━━━ Stored data ━━━

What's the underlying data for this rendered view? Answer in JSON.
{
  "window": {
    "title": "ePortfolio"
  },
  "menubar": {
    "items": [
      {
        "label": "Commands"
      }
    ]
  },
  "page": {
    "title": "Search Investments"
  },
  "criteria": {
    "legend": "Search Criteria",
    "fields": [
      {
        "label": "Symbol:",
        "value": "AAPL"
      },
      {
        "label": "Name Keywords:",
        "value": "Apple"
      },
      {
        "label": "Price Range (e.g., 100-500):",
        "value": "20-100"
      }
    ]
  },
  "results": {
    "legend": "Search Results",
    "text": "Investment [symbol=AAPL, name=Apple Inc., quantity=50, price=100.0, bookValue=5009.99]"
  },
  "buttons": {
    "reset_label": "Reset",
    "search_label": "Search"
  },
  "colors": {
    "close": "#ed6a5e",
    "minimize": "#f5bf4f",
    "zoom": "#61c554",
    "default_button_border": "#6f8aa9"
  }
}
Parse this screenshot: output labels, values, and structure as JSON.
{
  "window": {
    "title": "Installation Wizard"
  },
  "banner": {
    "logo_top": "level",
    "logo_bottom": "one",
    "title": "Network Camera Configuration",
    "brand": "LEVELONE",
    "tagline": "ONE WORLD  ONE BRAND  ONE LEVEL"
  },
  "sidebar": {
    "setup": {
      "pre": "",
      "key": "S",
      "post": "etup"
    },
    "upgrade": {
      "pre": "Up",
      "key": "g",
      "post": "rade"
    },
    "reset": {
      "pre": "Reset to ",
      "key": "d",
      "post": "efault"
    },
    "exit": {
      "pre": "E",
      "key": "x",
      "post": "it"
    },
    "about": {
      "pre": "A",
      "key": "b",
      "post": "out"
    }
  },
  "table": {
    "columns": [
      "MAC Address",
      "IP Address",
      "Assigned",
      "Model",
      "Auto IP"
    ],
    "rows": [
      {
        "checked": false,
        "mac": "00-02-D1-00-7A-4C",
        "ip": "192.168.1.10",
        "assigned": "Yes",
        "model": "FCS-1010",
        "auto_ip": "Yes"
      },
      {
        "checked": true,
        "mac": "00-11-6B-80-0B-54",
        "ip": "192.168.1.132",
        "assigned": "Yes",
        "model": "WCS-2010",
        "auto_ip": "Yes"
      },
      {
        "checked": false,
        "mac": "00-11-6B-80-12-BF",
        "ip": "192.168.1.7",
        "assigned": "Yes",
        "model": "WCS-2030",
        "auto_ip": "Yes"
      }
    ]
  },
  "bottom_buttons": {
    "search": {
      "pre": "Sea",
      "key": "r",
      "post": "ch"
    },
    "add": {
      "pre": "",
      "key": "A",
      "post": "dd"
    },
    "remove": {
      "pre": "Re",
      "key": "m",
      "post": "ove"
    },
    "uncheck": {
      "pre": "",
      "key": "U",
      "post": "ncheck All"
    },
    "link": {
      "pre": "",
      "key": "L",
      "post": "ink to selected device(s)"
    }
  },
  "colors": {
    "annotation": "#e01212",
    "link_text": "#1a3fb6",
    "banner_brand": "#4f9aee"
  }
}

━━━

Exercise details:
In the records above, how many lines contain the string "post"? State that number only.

Response box:
10